Google denies lobbying to kill privacy provision

Google today denied a claim by a group called Consumer Watchdog that it was lobbying to kill consumer privacy protections in proposed health IT legislation.

From the Google Public Policy Blog:

Consumer Watchdog wrong on medical records claim
Tuesday, January 27, 2009 at 3:12 PM
Posted by Pablo Chavez, Senior Policy Counsel

Earlier today a group called Consumer Watchdog put out a press release alleging a “rumored lobbying effort” by Google “aimed at allowing the sale of electronic medical records.”

This claim — based on no evidence whatsoever — is 100 percent false and unfounded.

Google does not sell health data. In fact, one of our most steadfast privacy principles is that we don’t sell our users’ personal data, whether it’s stored in Google Health, Gmail, or in any of our products. And from a policy perspective, we oppose the sale of medical information in the health care industry.

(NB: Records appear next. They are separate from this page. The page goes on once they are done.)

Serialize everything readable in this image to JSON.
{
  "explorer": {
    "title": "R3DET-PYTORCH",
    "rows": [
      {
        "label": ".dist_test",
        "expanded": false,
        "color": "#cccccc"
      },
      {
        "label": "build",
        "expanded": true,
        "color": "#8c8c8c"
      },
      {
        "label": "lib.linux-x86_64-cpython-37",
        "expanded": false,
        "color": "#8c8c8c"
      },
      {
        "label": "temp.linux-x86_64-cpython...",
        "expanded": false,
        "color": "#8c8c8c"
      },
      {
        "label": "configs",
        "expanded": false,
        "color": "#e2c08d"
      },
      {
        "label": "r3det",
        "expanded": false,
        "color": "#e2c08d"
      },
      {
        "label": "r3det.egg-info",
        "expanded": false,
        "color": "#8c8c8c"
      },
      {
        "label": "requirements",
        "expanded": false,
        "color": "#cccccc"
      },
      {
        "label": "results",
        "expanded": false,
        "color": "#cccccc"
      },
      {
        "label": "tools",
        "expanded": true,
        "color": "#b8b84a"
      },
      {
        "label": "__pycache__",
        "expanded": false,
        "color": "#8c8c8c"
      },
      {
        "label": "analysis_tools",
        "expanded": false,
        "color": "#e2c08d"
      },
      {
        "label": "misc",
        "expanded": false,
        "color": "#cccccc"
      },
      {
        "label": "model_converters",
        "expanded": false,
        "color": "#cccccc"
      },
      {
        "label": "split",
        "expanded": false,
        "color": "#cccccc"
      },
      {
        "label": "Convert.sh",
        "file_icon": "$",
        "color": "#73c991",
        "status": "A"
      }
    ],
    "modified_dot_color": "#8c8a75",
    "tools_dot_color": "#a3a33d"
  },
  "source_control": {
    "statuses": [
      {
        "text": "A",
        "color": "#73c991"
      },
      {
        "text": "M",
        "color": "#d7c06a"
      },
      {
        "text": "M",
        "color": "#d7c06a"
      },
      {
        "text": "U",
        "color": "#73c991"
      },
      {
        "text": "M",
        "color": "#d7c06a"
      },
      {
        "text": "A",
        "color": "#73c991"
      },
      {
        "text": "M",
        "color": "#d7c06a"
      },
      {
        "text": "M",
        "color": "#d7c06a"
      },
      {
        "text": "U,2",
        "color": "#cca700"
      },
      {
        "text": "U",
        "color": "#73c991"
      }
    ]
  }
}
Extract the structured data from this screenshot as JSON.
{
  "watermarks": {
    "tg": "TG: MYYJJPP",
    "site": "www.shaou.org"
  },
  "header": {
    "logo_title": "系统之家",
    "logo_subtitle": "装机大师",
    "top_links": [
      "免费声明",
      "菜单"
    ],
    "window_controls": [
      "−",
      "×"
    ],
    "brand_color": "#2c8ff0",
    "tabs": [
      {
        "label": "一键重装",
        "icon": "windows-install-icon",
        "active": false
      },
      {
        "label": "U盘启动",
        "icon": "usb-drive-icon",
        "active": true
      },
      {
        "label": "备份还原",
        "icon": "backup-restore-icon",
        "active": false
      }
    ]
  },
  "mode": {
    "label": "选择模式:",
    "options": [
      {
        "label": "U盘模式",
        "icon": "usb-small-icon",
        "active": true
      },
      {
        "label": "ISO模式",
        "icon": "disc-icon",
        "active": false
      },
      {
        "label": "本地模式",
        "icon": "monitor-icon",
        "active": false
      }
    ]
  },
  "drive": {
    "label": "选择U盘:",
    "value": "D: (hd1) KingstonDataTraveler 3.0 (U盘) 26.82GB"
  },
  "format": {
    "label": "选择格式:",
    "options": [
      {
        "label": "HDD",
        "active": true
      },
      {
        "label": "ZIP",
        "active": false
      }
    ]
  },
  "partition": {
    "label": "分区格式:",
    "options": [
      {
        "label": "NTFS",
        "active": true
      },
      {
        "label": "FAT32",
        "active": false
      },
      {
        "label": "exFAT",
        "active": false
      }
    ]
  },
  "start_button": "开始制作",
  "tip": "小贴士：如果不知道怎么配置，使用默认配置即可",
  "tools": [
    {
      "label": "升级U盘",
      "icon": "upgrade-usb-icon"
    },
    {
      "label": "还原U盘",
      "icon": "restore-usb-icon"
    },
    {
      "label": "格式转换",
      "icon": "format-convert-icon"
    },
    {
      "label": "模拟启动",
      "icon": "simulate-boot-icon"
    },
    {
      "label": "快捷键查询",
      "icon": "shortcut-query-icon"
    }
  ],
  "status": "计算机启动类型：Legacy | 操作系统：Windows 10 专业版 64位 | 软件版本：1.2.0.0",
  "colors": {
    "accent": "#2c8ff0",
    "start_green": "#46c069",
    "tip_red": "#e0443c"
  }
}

We are supportive of strong privacy protections for medical records. Consumers own their electronic medical data and should have the right to easily access their information and control who gets to see it. We also believe in data portability, and we support open standards that enable consumers to control their data and take it wherever they’d like.

We have corresponded with Consumer Watchdog several times over the past few months to hear and address their concerns. It’s unfortunate that they did not contact us before making today’s unfounded statements, because we could have told them that their claims were patently false.

At last year’s HIMSS conference, Google CEO Eric Schmidt said that the company would not attempt to monetize its health product, other than by driving people to the company’s regular search engine.